“At Christopher Burke Engineering we are always innovating to deliver cutting-edge services to our clients and look to Bentley’s ContextCapture to complement our traditional survey approaches. The software allows us to very easily process hundreds of images taken by drone or hand-held digital camera into a 3D reality mesh that can then be consumed inside Bentley OpenRoads products to speed our civil engineering design work. We are eager to begin deploying this technology on a wide array of projects,” said Christopher B. Burke, Ph.D., P.E., D.WRE, Dist.M. ASCE, NAC, president, Christopher B. Burke Engineering, Ltd.
“With this release of ContextCapture, reality meshes are now more accessible throughout ArcGIS workflows as well as Bentley’s native V8i design modeling workflows, including those using OpenRoads, AECOsim, and OpenPlant.
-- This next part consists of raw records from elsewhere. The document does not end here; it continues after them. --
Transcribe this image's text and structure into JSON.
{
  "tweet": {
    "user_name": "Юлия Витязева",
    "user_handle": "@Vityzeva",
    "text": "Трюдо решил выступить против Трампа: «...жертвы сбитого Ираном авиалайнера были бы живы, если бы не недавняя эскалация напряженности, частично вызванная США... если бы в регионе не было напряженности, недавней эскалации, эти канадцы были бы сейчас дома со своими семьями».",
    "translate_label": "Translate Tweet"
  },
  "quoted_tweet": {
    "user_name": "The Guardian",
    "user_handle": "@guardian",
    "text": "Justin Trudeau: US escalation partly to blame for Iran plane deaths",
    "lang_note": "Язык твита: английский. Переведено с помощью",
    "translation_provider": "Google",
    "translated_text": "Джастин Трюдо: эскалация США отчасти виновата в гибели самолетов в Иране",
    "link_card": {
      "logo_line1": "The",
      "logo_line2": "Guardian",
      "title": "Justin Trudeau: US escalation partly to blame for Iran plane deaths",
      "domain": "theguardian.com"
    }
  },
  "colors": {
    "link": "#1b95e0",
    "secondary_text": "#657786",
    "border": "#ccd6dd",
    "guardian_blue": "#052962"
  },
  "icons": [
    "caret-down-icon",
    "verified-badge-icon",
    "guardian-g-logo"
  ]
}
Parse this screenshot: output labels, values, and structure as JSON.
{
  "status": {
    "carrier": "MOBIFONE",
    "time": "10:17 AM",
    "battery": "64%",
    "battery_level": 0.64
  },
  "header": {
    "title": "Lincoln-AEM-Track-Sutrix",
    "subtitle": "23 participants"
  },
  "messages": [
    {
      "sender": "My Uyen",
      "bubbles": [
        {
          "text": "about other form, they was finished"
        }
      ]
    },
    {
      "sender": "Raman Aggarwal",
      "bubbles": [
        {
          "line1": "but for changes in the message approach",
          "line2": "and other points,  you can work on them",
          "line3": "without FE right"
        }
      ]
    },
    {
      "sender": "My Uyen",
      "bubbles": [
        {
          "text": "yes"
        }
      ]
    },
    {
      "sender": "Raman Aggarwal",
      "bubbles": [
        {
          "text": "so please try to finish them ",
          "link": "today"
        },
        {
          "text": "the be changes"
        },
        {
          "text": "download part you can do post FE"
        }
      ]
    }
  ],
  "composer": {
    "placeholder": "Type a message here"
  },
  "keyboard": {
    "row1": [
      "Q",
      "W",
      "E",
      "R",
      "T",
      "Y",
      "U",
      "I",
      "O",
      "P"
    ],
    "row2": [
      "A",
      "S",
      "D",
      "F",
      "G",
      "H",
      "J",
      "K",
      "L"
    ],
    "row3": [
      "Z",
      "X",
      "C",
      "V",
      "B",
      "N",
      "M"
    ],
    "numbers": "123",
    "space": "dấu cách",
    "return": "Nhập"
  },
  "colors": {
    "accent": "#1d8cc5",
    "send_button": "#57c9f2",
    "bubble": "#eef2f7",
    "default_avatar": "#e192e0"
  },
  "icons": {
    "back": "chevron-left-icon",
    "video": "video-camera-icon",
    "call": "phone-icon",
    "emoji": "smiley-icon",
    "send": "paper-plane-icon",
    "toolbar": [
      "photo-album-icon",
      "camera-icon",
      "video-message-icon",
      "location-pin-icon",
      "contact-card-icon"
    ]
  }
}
Through our advances in integrating reality models of any scale into geospatial workflows, GIS professionals, particularly those using Esri ArcGIS products, can now affordably incorporate high-fidelity models of the real world into their existing GIS datasets,” said Santanu Das, senior vice president, design modeling at Bentley Systems.
Information provided by Bentley Systems (www.bentley.com).
Airbus Defence and Space launches satellite image library for civil engineering applications
Airbus Defence and Space launched One Atlas, a new satellite image base map that covers the earth’s landmasses with professional-grade imagery. Available online 24/7 and refreshed within a 12-month period, One Atlas provides civil engineering users with access to cost-effective, high-quality, and homogeneous imagery, the company said.
One Atlas is ideally suited to support preliminary studies for infrastructure planning; definition and adjustment of early corridor routing; or to visualize, share, and communicate infrastructure impacts, among other things.
The service offers a streamlined workflow, and the costs related to updating, selecting, processing, and hosting imagery are drastically reduced, the company said. Integrated into customers’ systems, One Atlas facilitates sharing of data across teams or partner organizations, with no compromise on security or privacy. It also enables users to plan, map, and locate their teams, assets, or areas of interest, anywhere on the globe, allowing operators to devote more time to their core mission.
Information provided by Airbus Defence and Space (www.intelligence-airbusds.com/one-atlas).
Autodesk simplifies virtual reality for design professionals
In July, Autodesk introduced LIVE for Revit, a cloud-based service that transforms a Revit model into an interactive experience in just one click. In November, Autodesk announced its latest LIVE release, currently in beta, that, with a second click in the LIVE editor or LIVE viewer, toggles virtual reality (VR) viewing on and off. Requirements include a system that can support HTC Vive or Oculus Rift.
Two beta preview users offered the following feedback:
Andrew Malanoski of Eppstein Uhen Architects noted that he gave one of the firm’s owners “a quick explanation on how the controller works and a few seconds later he was zooming around the model, having picked up the controls almost instantly.” Before long, Malanoski said, the owner was “performing design critiques on the project (in real time).”
Taylor Cupp, technologist at Mortenson Construction, said that all of a sudden his clients were talking about “spatial relationships and function” and the team was identifying problems they would have missed without the VR capabilities in LIVE.
Current LIVE subscribers automatically have access to the new VR beta. For new users, LIVE remains available on a monthly subscription basis. Autodesk also extended a free trial period to 30 days.
Information provided by Autodesk (www.autodesk.com).